Task item - Pick out every line of the entries below where "consectetur" occurs, and copy those lines.

Provided material -
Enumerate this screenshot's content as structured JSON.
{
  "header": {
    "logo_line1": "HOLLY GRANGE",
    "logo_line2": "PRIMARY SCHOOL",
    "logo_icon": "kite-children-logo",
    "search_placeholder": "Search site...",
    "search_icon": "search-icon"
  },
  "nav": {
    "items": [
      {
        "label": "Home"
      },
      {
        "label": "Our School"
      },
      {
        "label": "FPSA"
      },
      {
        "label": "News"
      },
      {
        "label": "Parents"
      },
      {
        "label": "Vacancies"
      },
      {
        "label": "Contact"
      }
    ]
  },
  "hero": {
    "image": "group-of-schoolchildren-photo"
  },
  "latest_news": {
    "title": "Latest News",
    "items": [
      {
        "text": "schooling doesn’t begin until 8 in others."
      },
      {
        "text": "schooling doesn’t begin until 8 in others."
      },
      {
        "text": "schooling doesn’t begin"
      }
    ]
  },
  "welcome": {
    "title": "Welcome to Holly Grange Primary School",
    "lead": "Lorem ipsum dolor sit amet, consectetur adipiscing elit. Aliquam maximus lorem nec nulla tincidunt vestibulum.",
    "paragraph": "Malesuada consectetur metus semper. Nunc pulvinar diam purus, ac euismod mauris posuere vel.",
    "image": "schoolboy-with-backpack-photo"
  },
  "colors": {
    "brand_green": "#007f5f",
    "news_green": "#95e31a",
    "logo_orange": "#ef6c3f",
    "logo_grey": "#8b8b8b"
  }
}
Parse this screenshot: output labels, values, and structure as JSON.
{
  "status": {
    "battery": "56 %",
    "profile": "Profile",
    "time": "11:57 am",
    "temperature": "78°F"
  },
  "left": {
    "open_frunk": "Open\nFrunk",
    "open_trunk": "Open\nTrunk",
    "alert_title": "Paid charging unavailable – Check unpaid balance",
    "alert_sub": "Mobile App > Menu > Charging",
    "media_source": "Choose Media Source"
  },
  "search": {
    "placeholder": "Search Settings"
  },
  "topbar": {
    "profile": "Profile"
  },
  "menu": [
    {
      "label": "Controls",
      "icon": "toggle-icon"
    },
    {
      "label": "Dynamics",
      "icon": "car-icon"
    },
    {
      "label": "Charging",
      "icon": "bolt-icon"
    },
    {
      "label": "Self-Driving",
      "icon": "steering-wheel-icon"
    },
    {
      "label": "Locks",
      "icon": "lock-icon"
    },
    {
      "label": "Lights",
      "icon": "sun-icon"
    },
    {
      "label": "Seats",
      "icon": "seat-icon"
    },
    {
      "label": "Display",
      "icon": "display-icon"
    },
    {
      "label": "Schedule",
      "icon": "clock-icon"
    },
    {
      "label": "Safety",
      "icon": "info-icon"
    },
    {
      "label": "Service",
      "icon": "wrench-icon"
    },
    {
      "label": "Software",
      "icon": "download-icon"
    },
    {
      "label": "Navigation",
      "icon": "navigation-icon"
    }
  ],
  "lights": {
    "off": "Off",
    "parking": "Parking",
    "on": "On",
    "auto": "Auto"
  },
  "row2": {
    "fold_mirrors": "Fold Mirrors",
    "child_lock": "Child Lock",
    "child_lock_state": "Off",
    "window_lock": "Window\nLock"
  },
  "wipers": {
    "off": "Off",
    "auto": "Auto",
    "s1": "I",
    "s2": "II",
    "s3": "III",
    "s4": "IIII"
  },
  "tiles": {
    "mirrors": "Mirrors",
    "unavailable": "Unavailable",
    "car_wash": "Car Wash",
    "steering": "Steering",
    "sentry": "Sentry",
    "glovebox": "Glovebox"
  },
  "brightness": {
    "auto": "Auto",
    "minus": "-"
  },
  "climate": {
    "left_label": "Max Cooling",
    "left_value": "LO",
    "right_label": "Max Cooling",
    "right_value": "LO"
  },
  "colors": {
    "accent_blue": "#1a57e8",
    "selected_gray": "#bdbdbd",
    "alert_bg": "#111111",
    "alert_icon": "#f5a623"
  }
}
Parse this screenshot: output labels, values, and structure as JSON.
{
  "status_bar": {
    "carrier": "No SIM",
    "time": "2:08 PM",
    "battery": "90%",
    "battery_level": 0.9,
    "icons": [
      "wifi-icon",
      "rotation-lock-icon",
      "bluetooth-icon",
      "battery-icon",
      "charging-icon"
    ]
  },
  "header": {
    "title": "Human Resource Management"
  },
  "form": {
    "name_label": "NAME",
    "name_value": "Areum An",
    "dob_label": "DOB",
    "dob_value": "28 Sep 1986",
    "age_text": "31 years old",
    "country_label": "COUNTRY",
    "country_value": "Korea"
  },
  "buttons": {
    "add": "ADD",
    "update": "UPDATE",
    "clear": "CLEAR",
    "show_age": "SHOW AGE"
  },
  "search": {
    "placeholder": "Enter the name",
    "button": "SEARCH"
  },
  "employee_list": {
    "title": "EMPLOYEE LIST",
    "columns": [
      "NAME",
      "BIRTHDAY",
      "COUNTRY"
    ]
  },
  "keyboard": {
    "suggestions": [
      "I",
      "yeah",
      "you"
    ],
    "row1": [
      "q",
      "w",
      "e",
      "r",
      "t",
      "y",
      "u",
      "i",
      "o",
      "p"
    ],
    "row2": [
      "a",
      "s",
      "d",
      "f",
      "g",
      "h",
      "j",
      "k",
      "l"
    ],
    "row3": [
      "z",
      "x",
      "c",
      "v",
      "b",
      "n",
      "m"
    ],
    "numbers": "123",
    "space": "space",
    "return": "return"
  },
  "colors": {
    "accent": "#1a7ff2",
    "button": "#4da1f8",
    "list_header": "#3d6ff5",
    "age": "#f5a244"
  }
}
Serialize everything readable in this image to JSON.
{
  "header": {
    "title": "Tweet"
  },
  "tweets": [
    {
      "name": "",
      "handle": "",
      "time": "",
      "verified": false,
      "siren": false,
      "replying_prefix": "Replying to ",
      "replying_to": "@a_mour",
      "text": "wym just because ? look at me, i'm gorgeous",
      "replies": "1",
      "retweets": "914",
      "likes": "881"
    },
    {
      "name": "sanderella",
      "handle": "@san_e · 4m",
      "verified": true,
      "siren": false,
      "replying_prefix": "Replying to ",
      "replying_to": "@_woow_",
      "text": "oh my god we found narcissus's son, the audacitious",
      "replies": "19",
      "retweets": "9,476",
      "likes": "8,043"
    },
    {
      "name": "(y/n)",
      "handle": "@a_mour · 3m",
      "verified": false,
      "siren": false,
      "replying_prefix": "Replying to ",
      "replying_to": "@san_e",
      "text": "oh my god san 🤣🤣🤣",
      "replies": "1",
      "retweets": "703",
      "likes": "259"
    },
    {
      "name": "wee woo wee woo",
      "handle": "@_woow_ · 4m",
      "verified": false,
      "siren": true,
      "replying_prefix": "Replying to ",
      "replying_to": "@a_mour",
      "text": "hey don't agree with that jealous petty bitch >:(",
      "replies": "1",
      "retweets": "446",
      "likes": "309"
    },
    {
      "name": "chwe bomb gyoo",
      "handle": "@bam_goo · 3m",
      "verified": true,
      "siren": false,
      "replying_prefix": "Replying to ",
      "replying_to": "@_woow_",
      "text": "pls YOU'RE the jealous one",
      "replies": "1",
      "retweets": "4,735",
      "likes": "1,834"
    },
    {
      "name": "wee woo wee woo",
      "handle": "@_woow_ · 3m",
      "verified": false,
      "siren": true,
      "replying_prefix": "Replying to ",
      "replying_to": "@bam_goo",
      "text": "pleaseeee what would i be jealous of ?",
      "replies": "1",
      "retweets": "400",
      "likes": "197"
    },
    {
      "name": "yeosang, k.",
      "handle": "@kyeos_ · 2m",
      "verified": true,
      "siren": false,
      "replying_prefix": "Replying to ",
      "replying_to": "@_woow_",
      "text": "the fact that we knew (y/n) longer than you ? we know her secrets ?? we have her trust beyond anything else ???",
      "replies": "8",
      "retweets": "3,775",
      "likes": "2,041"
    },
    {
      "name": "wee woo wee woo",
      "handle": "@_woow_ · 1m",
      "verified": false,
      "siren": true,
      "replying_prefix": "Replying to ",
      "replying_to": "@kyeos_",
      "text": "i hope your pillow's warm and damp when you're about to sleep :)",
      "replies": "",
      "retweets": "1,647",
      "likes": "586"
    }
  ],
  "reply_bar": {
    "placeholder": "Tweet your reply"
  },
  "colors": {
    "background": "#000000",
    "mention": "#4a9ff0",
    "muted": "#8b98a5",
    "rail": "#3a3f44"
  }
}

Written answer -
    "lead": "Lorem ipsum dolor sit amet, consectetur adipiscing elit. Aliquam maximus lorem nec nulla tincidunt vestibulum.",
    "paragraph": "Malesuada consectetur metus semper. Nunc pulvinar diam purus, ac euismod mauris posuere vel.",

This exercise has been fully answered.